> _TASK ITEM_
If an entry holds a picture, leave that picture out. Give everything else again exactly.

> _RECORD EXTRACTS_
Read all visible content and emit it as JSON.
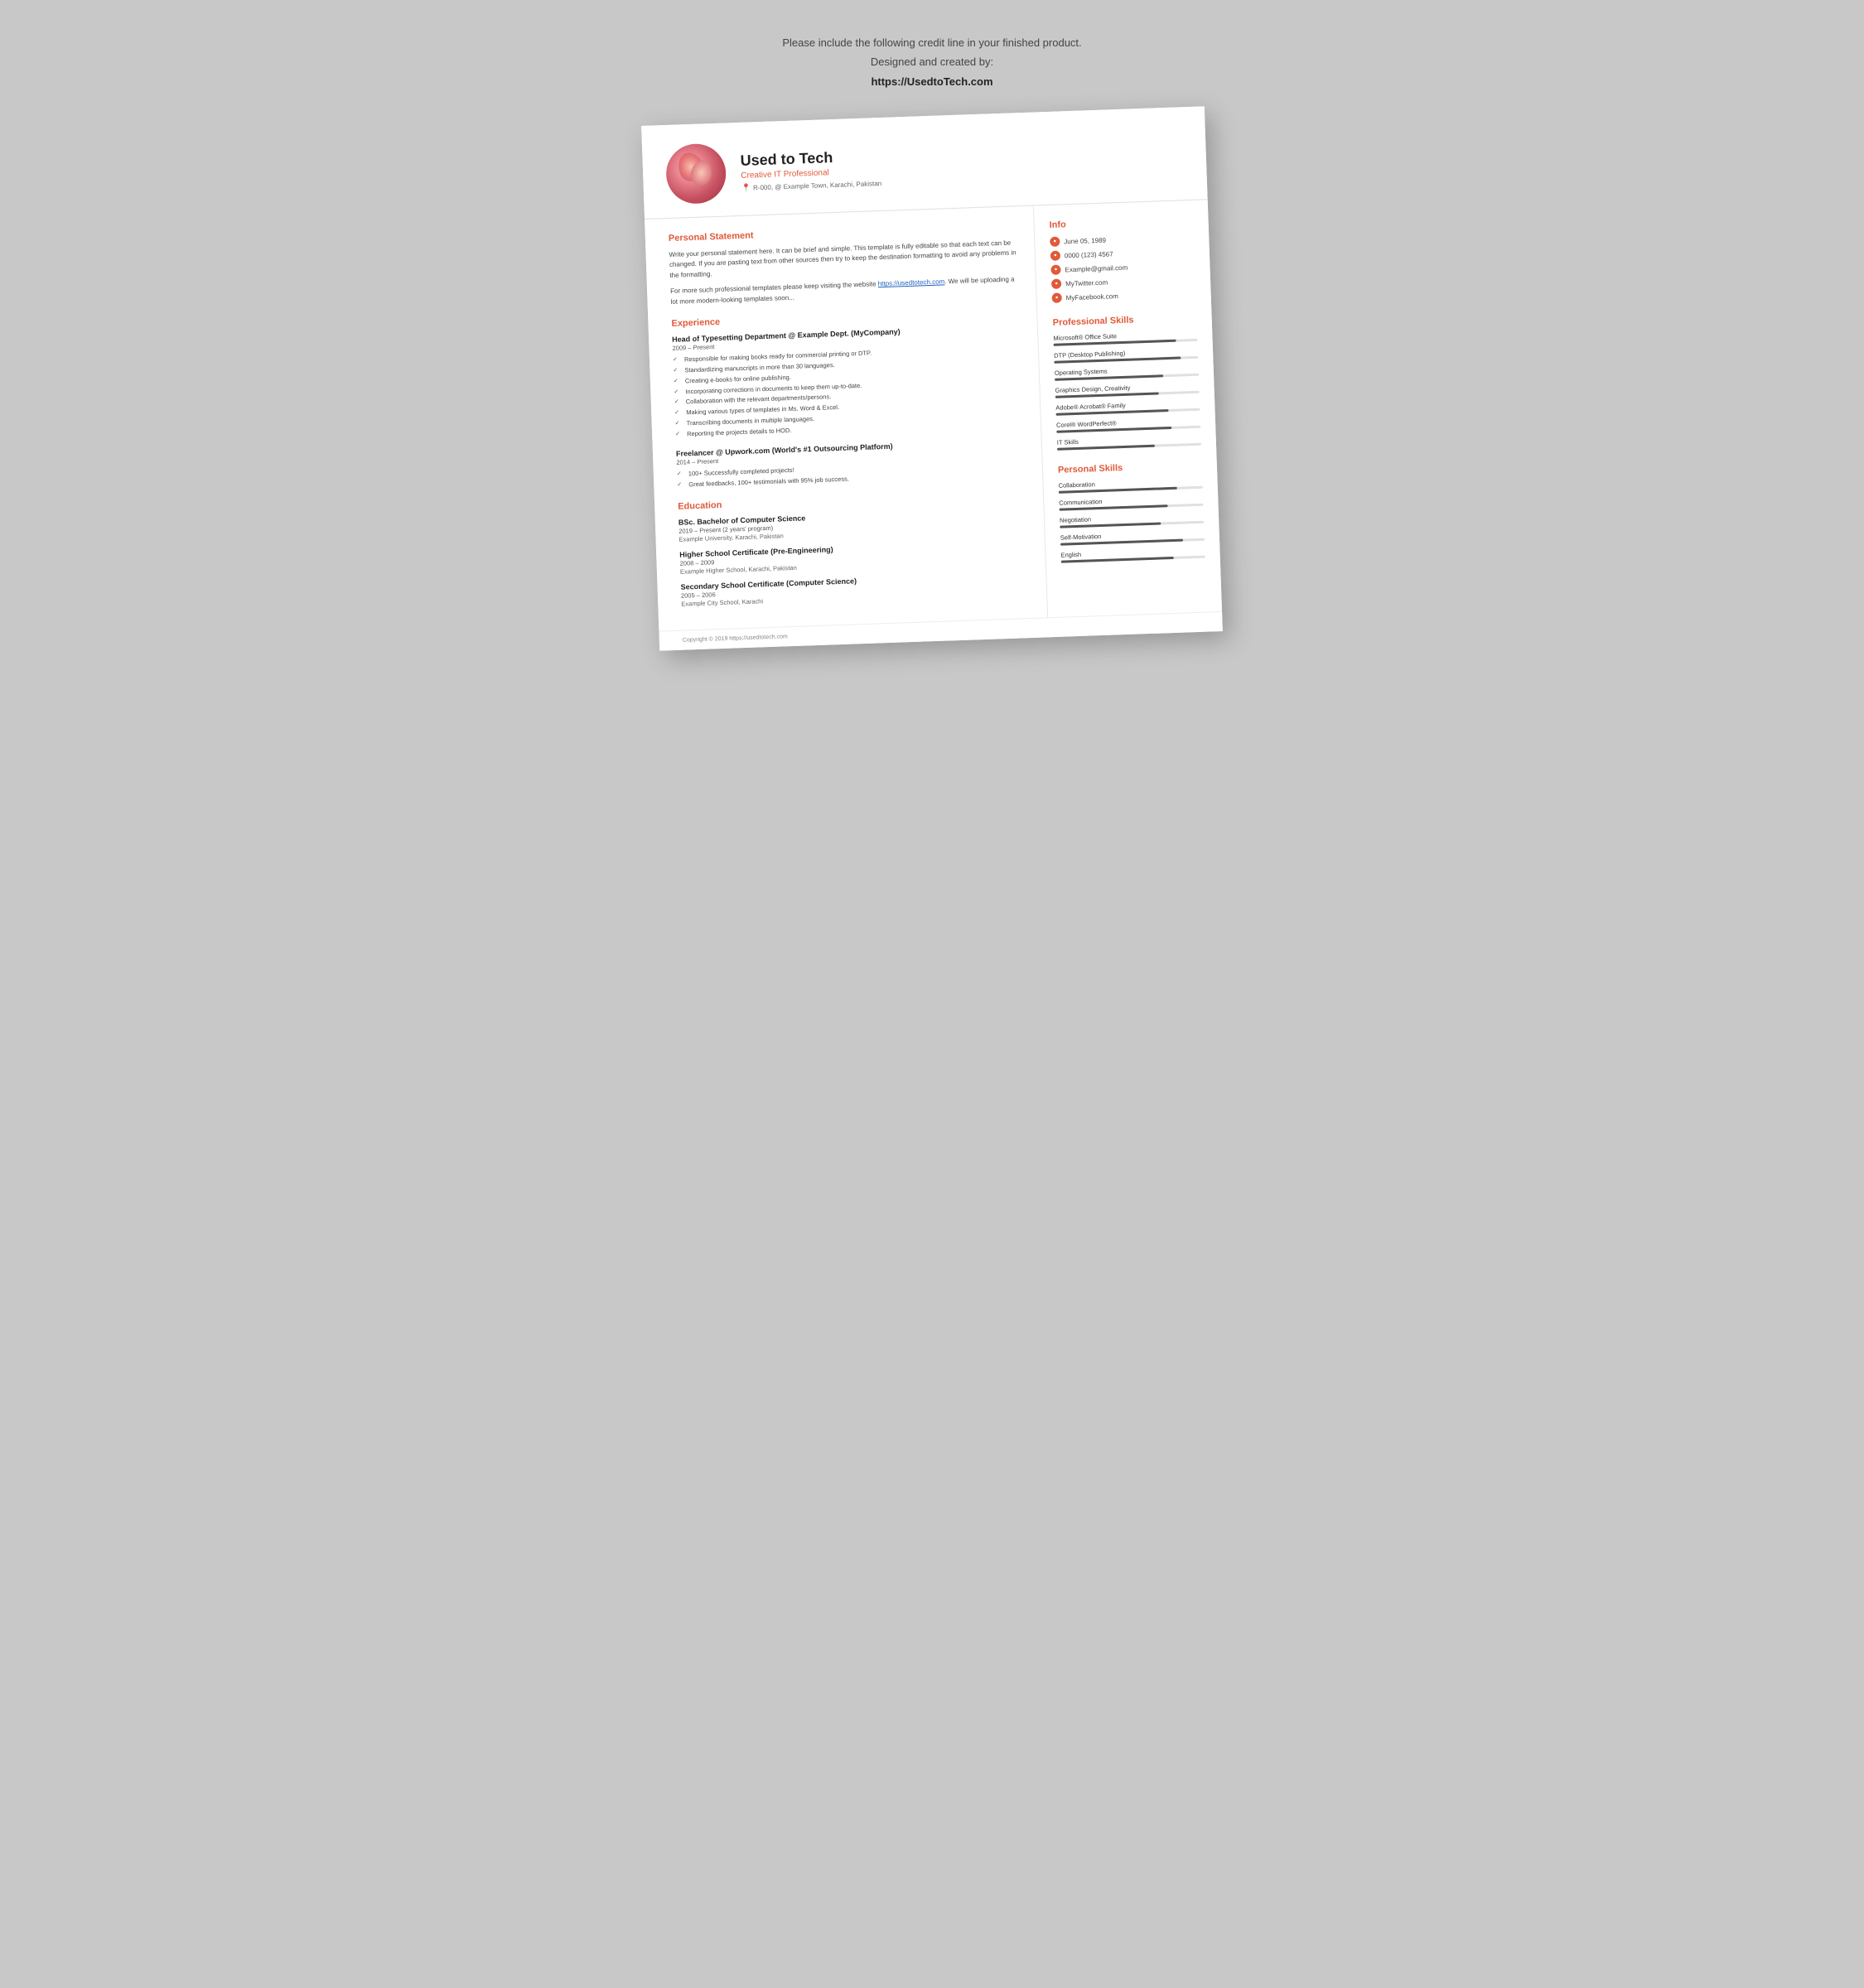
{
  "credit": {
    "line1": "Please include the following credit line in your finished product.",
    "line2": "Designed and created by:",
    "line3": "https://UsedtoTech.com"
  },
  "header": {
    "name": "Used to Tech",
    "subtitle": "Creative IT Professional",
    "address": "R-000, @ Example Town, Karachi, Pakistan"
  },
  "personal_statement": {
    "title": "Personal Statement",
    "para1": "Write your personal statement here. It can be brief and simple. This template is fully editable so that each text can be changed. If you are pasting text from other sources then try to keep the destination formatting to avoid any problems in the formatting.",
    "para2": "For more such professional templates please keep visiting the website https://usedtotech.com. We will be uploading a lot more modern-looking templates soon..."
  },
  "experience": {
    "title": "Experience",
    "jobs": [
      {
        "title": "Head of Typesetting Department @ Example Dept. (MyCompany)",
        "dates": "2009 – Present",
        "bullets": [
          "Responsible for making books ready for commercial printing or DTP.",
          "Standardizing manuscripts in more than 30 languages.",
          "Creating e-books for online publishing.",
          "Incorporating corrections in documents to keep them up-to-date.",
          "Collaboration with the relevant departments/persons.",
          "Making various types of templates in Ms. Word & Excel.",
          "Transcribing documents in multiple languages.",
          "Reporting the projects details to HOD."
        ]
      },
      {
        "title": "Freelancer @ Upwork.com (World's #1 Outsourcing Platform)",
        "dates": "2014 – Present",
        "bullets": [
          "100+ Successfully completed projects!",
          "Great feedbacks, 100+ testimonials with 95% job success."
        ]
      }
    ]
  },
  "education": {
    "title": "Education",
    "entries": [
      {
        "degree": "BSc. Bachelor of Computer Science",
        "dates": "2019 – Present (2 years' program)",
        "school": "Example University, Karachi, Pakistan"
      },
      {
        "degree": "Higher School Certificate (Pre-Engineering)",
        "dates": "2008 – 2009",
        "school": "Example Higher School, Karachi, Pakistan"
      },
      {
        "degree": "Secondary School Certificate (Computer Science)",
        "dates": "2005 – 2006",
        "school": "Example City School, Karachi"
      }
    ]
  },
  "info": {
    "title": "Info",
    "items": [
      {
        "icon": "📅",
        "text": "June 05, 1989"
      },
      {
        "icon": "📞",
        "text": "0000 (123) 4567"
      },
      {
        "icon": "✉",
        "text": "Example@gmail.com"
      },
      {
        "icon": "🐦",
        "text": "MyTwitter.com"
      },
      {
        "icon": "f",
        "text": "MyFacebook.com"
      }
    ]
  },
  "professional_skills": {
    "title": "Professional Skills",
    "skills": [
      {
        "name": "Microsoft® Office Suite",
        "percent": 85
      },
      {
        "name": "DTP (Desktop Publishing)",
        "percent": 88
      },
      {
        "name": "Operating Systems",
        "percent": 75
      },
      {
        "name": "Graphics Design, Creativity",
        "percent": 72
      },
      {
        "name": "Adobe® Acrobat® Family",
        "percent": 78
      },
      {
        "name": "Corel® WordPerfect®",
        "percent": 80
      },
      {
        "name": "IT Skills",
        "percent": 68
      }
    ]
  },
  "personal_skills": {
    "title": "Personal Skills",
    "skills": [
      {
        "name": "Collaboration",
        "percent": 82
      },
      {
        "name": "Communication",
        "percent": 75
      },
      {
        "name": "Negotiation",
        "percent": 70
      },
      {
        "name": "Self-Motivation",
        "percent": 85
      },
      {
        "name": "English",
        "percent": 78
      }
    ]
  },
  "footer": {
    "text": "Copyright © 2019 https://usedtotech.com"
  }
}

> _EXERCISE OUTPUT_
Read all visible content and emit it as JSON.
{
  "credit": {
    "line1": "Please include the following credit line in your finished product.",
    "line2": "Designed and created by:",
    "line3": "https://UsedtoTech.com"
  },
  "header": {
    "name": "Used to Tech",
    "subtitle": "Creative IT Professional",
    "address": "R-000, @ Example Town, Karachi, Pakistan"
  },
  "personal_statement": {
    "title": "Personal Statement",
    "para1": "Write your personal statement here. It can be brief and simple. This template is fully editable so that each text can be changed. If you are pasting text from other sources then try to keep the destination formatting to avoid any problems in the formatting.",
    "para2": "For more such professional templates please keep visiting the website https://usedtotech.com. We will be uploading a lot more modern-looking templates soon..."
  },
  "experience": {
    "title": "Experience",
    "jobs": [
      {
        "title": "Head of Typesetting Department @ Example Dept. (MyCompany)",
        "dates": "2009 – Present",
        "bullets": [
          "Responsible for making books ready for commercial printing or DTP.",
          "Standardizing manuscripts in more than 30 languages.",
          "Creating e-books for online publishing.",
          "Incorporating corrections in documents to keep them up-to-date.",
          "Collaboration with the relevant departments/persons.",
          "Making various types of templates in Ms. Word & Excel.",
          "Transcribing documents in multiple languages.",
          "Reporting the projects details to HOD."
        ]
      },
      {
        "title": "Freelancer @ Upwork.com (World's #1 Outsourcing Platform)",
        "dates": "2014 – Present",
        "bullets": [
          "100+ Successfully completed projects!",
          "Great feedbacks, 100+ testimonials with 95% job success."
        ]
      }
    ]
  },
  "education": {
    "title": "Education",
    "entries": [
      {
        "degree": "BSc. Bachelor of Computer Science",
        "dates": "2019 – Present (2 years' program)",
        "school": "Example University, Karachi, Pakistan"
      },
      {
        "degree": "Higher School Certificate (Pre-Engineering)",
        "dates": "2008 – 2009",
        "school": "Example Higher School, Karachi, Pakistan"
      },
      {
        "degree": "Secondary School Certificate (Computer Science)",
        "dates": "2005 – 2006",
        "school": "Example City School, Karachi"
      }
    ]
  },
  "info": {
    "title": "Info",
    "items": [
      {
        "icon": "📅",
        "text": "June 05, 1989"
      },
      {
        "icon": "📞",
        "text": "0000 (123) 4567"
      },
      {
        "icon": "✉",
        "text": "Example@gmail.com"
      },
      {
        "icon": "🐦",
        "text": "MyTwitter.com"
      },
      {
        "icon": "f",
        "text": "MyFacebook.com"
      }
    ]
  },
  "professional_skills": {
    "title": "Professional Skills",
    "skills": [
      {
        "name": "Microsoft® Office Suite",
        "percent": 85
      },
      {
        "name": "DTP (Desktop Publishing)",
        "percent": 88
      },
      {
        "name": "Operating Systems",
        "percent": 75
      },
      {
        "name": "Graphics Design, Creativity",
        "percent": 72
      },
      {
        "name": "Adobe® Acrobat® Family",
        "percent": 78
      },
      {
        "name": "Corel® WordPerfect®",
        "percent": 80
      },
      {
        "name": "IT Skills",
        "percent": 68
      }
    ]
  },
  "personal_skills": {
    "title": "Personal Skills",
    "skills": [
      {
        "name": "Collaboration",
        "percent": 82
      },
      {
        "name": "Communication",
        "percent": 75
      },
      {
        "name": "Negotiation",
        "percent": 70
      },
      {
        "name": "Self-Motivation",
        "percent": 85
      },
      {
        "name": "English",
        "percent": 78
      }
    ]
  },
  "footer": {
    "text": "Copyright © 2019 https://usedtotech.com"
  }
}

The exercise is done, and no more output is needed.